DATA EXTRACT START

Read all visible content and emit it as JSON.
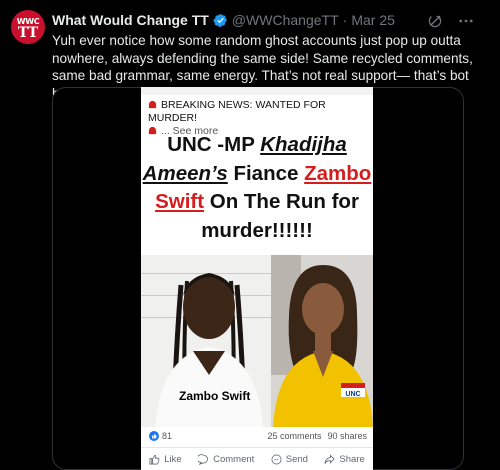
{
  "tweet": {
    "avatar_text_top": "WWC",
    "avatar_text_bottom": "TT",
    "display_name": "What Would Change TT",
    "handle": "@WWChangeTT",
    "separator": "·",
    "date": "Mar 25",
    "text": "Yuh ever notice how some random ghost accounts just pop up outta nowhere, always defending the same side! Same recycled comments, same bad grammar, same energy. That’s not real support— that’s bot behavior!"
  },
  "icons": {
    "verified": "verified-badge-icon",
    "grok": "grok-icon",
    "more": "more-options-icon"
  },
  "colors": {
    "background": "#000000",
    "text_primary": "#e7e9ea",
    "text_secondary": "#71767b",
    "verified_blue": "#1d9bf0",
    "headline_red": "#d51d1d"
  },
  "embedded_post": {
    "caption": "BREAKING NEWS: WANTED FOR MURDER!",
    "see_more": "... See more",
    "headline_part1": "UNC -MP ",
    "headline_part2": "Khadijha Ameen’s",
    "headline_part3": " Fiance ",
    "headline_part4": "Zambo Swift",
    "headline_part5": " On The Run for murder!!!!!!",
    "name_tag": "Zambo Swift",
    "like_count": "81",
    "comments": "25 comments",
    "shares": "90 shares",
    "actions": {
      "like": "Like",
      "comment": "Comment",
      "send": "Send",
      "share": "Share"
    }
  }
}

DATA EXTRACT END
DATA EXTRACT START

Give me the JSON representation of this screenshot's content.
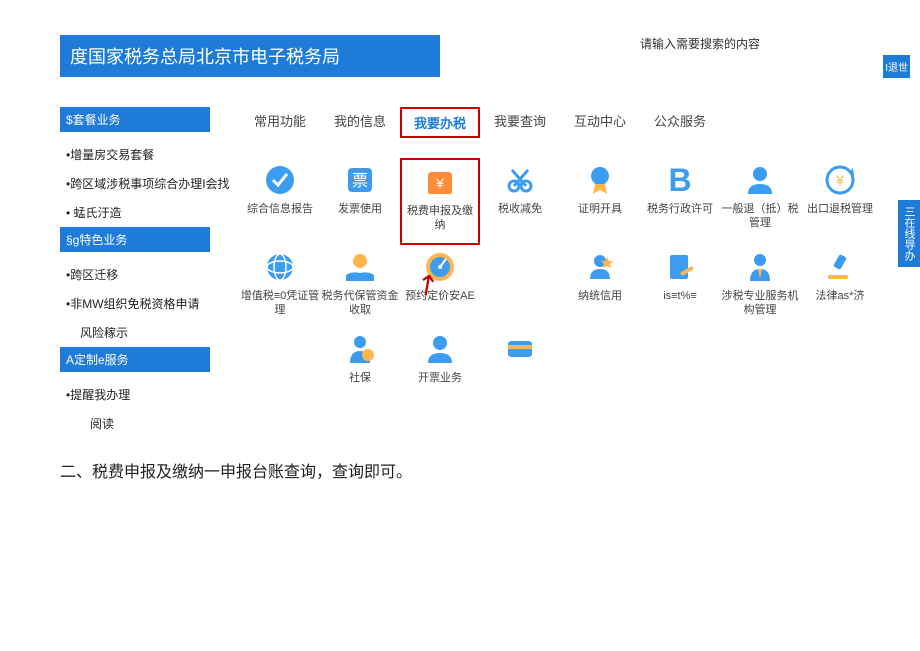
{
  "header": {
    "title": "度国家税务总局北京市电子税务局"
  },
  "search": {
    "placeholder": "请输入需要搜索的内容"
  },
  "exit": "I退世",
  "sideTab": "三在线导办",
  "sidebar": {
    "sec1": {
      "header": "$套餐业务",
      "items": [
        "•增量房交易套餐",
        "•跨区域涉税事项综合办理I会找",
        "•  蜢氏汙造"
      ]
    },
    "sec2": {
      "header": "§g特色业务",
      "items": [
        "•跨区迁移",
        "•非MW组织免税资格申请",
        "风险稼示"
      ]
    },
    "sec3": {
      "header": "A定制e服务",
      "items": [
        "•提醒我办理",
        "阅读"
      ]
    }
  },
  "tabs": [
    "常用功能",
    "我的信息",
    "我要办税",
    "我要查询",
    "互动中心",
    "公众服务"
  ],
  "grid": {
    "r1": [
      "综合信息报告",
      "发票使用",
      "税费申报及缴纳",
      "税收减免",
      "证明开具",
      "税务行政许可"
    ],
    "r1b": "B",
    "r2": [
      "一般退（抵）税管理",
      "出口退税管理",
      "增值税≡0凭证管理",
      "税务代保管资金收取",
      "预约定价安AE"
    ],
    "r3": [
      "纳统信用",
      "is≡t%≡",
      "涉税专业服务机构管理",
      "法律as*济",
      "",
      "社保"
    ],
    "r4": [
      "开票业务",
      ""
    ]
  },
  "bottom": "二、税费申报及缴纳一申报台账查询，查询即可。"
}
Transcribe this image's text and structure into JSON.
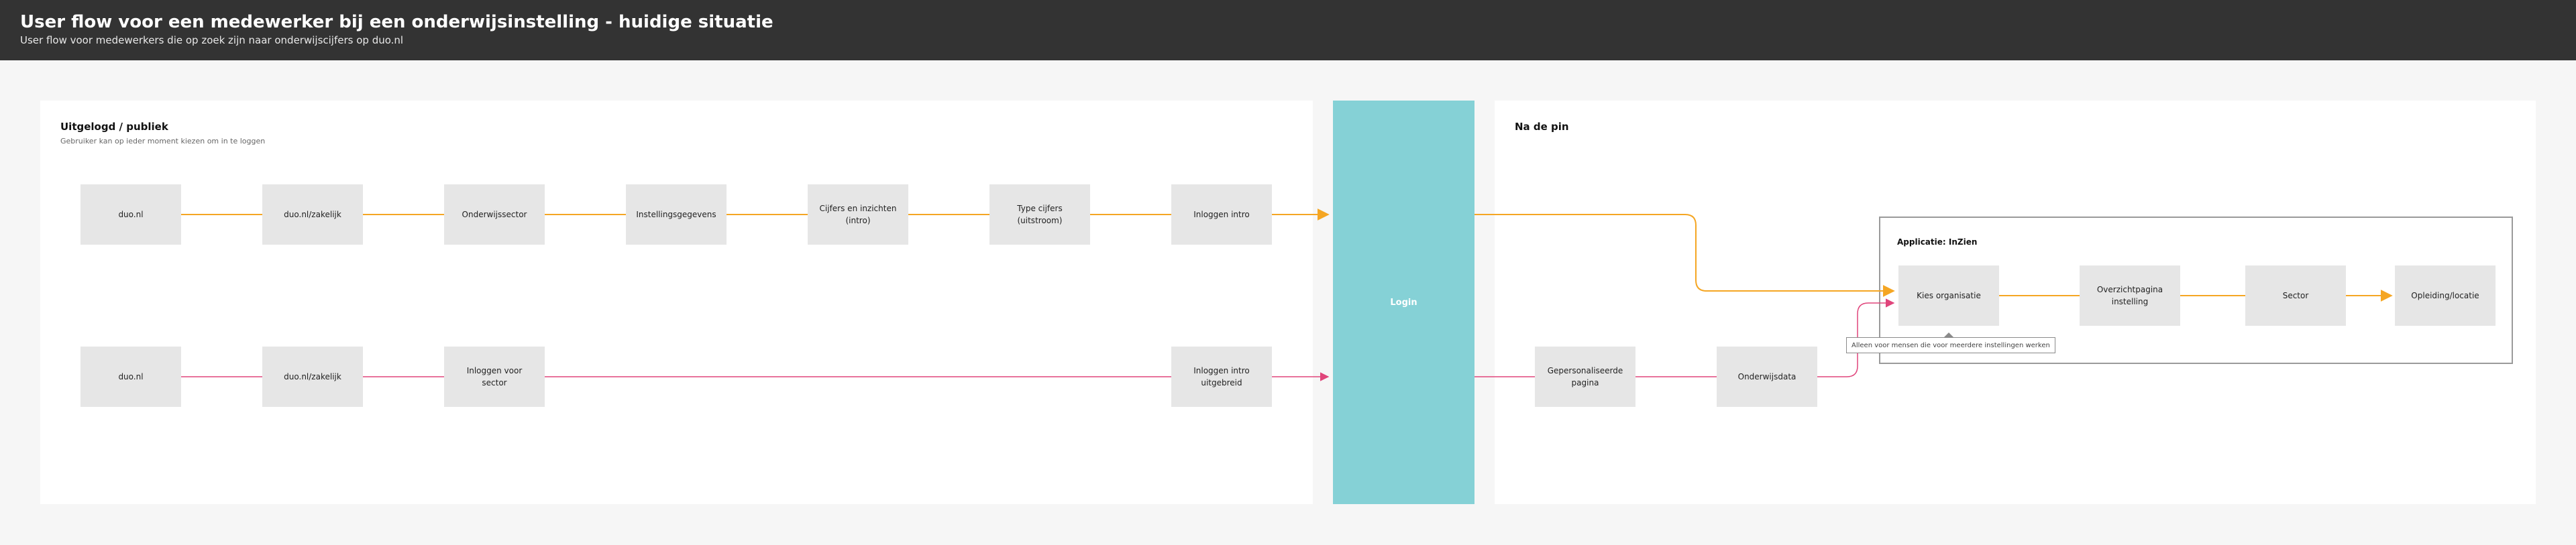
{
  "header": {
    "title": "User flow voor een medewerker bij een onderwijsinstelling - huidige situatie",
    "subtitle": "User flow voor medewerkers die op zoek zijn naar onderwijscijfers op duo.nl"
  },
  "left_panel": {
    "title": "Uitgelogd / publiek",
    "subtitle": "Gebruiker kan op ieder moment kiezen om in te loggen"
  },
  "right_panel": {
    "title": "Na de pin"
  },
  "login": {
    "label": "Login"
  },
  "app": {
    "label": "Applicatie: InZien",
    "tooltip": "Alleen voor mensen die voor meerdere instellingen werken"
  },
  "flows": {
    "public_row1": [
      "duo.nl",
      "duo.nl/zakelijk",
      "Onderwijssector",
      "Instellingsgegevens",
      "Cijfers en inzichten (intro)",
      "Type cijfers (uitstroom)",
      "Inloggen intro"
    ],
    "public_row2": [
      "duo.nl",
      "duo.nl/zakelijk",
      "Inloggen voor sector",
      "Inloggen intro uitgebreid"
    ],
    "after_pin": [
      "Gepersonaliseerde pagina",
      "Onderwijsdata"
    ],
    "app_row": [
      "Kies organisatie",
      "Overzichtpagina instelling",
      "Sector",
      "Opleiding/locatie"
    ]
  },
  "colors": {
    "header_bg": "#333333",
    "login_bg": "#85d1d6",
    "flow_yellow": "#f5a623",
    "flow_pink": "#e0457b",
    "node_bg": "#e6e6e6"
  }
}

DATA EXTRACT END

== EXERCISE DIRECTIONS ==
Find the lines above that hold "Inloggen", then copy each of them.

== FINISHED TASK ==
      "Inloggen intro"
      "Inloggen voor sector",
      "Inloggen intro uitgebreid"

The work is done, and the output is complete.